Russia overtook China in the number of confirmed coronavirus cases on Monday, when its tally climbed above 87,000, as pressure rose on the government to consider easing lockdown restrictions for businesses to help shore up the rattled economy.
Russia, the world's largest country by territory, has been on lockdown since President Vladimir Putin announced the closure of most public spaces in late March. These measures are due to expire on April 30 and Putin has not yet said if he plans to extend them.
Anna Popova, the head of Russia's safety watchdog Rospotrebnadzor, told state television on Monday that, in her view, restrictions should be in place until May 12.
Earlier Prime Minister Mikhail Mishushin asked his government to submit proposals by Thursday to ease some of the restrictions on businesses. Many firms have warned that they risk going bankrupt if the lockdown continues, and thousands of workers have been laid off.
Mishustin told an online government meeting that as soon as the situation started to improve "we would need to consider a step-by-step cancellation of restrictions on certain companies...operations".

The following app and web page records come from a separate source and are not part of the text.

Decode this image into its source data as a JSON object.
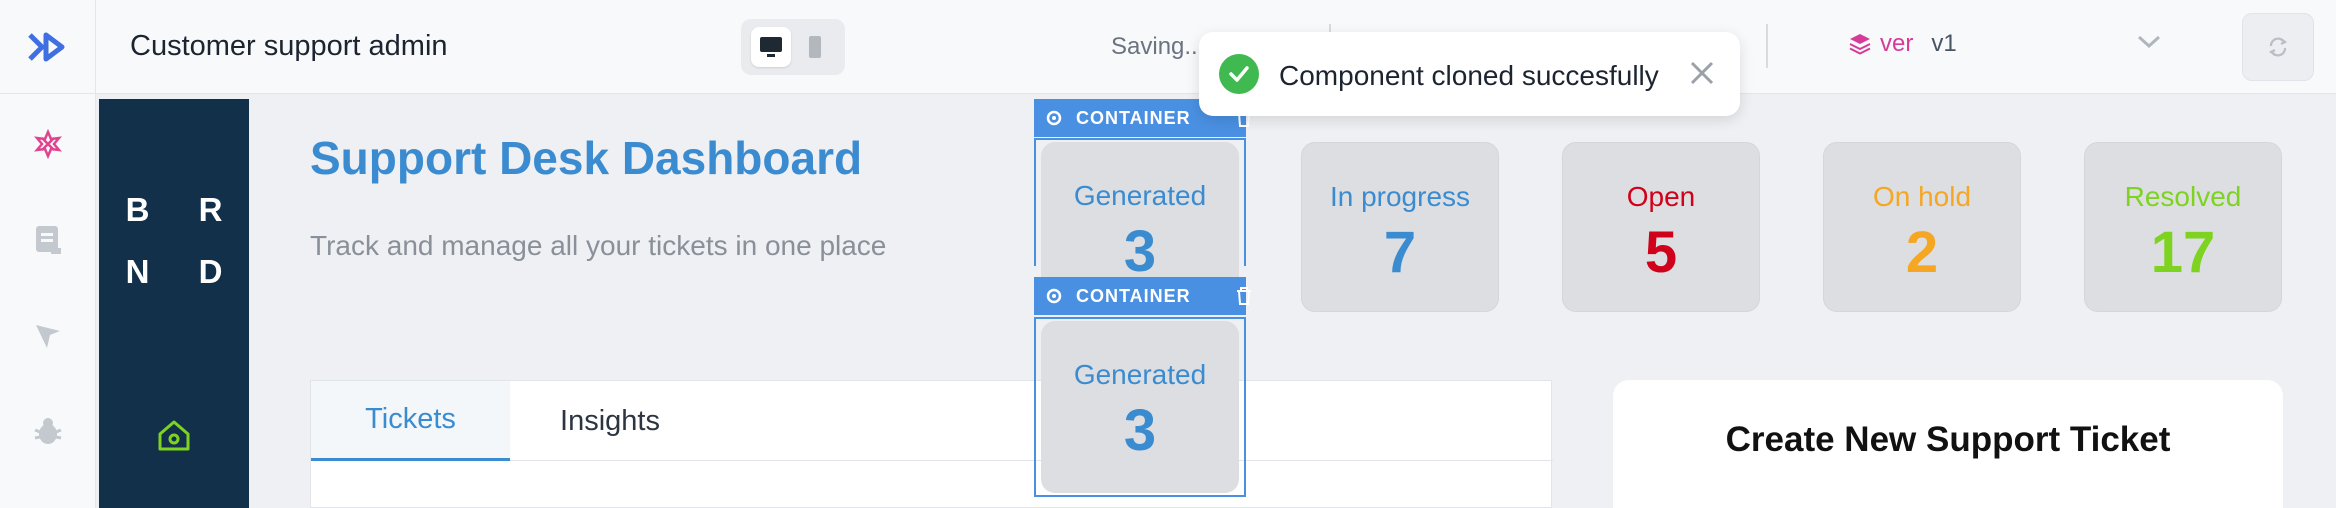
{
  "header": {
    "app_title": "Customer support admin",
    "saving_text": "Saving...",
    "version_label": "ver",
    "version_value": "v1"
  },
  "toast": {
    "message": "Component cloned succesfully",
    "status_color": "#3fb950"
  },
  "brand": {
    "line1": "B R",
    "line2": "N D"
  },
  "dashboard": {
    "title": "Support Desk Dashboard",
    "subtitle": "Track and manage all your tickets in one place"
  },
  "stats": [
    {
      "label": "Generated",
      "value": "3",
      "color": "#3b8bd0"
    },
    {
      "label": "In progress",
      "value": "7",
      "color": "#3b8bd0"
    },
    {
      "label": "Open",
      "value": "5",
      "color": "#d0021b"
    },
    {
      "label": "On hold",
      "value": "2",
      "color": "#f5a623"
    },
    {
      "label": "Resolved",
      "value": "17",
      "color": "#7ed321"
    }
  ],
  "selection": {
    "tag_label": "CONTAINER",
    "clone": {
      "label": "Generated",
      "value": "3"
    }
  },
  "tabs": [
    {
      "label": "Tickets",
      "active": true
    },
    {
      "label": "Insights",
      "active": false
    }
  ],
  "create_ticket": {
    "title": "Create New Support Ticket"
  },
  "icons": {
    "logo": "chevrons-right-icon",
    "sidebar": [
      "plugin-icon",
      "page-icon",
      "megaphone-icon",
      "bug-icon"
    ],
    "brand_home": "home-icon"
  },
  "colors": {
    "accent": "#4a90e2",
    "brand_sidebar": "#13304a",
    "version_pink": "#d63b9a"
  }
}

Frequently Asked Questions
A vaccine works by mimicking a natural infection. A vaccine not only induces immune response to protect people from any future COVID-19 infection, but also helps quickly build herd immunity to put an end to the pandemic. Herd immunity occurs when a sufficient percentage of a population becomes immune to a disease, making the spread of disease from person to person unlikely. The good news is that SARS-CoV-2 virus has been fairly stable, which increases the viability of a vaccine.
There are broadly four types of vaccine — one, a vaccine based on the whole virus (this could be either inactivated, or an attenuated [weakened] virus vaccine); two, a non-replicating viral vector vaccine that uses a benign virus as vector that carries the antigen of SARS-CoV; three, nucleic-acid vaccines that have genetic material like DNA and RNA of antigens like spike protein given to a person, helping human cells decode genetic material and produce the vaccine; and four, protein subunit vaccine wherein the recombinant proteins of SARS-COV-2 along with an adjuvant (booster) is given as a vaccine.
Vaccine development is a long, complex process. Unlike drugs that are given to people with a diseased, vaccines are given to healthy people and also vulnerable sections such as children, pregnant women and the elderly. So rigorous tests are compulsory. History says that the fastest time it took to develop a vaccine is five years, but it usually takes double or sometimes triple that time.
On Monday, the authorities reported 6,198 new cases of the new coronavirus, bringing the total to 87,147, with 794 deaths.
Moscow plans to open two new hospitals, with 1,500 beds each, in the defence ministry's Patriot museum and in the Crocus exhibition centre, once a spot for lavish concerts, business daily RBC reported on Monday.
St Petersburg, the country's second largest city, is also turning Lenexpo, which used to host Russia's top economic forum, into a temporary hospital with 1,000 beds.
ENERGY SECTOR IN FOCUS
Russia, one of the world's top oil and gas exporters, is particularly vulnerable to the spread of the coronavirus at production sites. Most are located in remote areas accessible only by air, meaning the workers must be in close proximity, increasing their risk of infection.
Citing local officials, news agency Interfax said on Monday that an airport in Sabetta, in the northern Yamal peninsula, had been shut down for quarantine after cases of the new coronavirus were detected at the Yamal LNG production site controlled by Novatek.
A total of 143 cases were confirmed in Sabetta, the local crisis response centre said separately.
In the northwestern region of Murmansk where Novatek is building a plant to supply its next LNG project, the Arctic LNG 2, more than 800 workers tested positive for coronavirus, the local crisis response centre said on Sunday.
Velesstroy, a sub-contractor for the plant, temporarily suspended work at the site near Murmansk, but said in a statement to Reuters that the project would remain on schedule.
To limit the risk of contagion at more than 1,000 power plants in Russia, including nuclear ones, more than 200,000 employees - or nearly a third - were recently tested for the virus, the energy ministry said.
It did not say how many of those tests returned positive.
Mainland China, where the new coronavirus first emerged, reported a total of 82,830 cases on Monday. China is now fighting an increased number of new cases coming from Russia.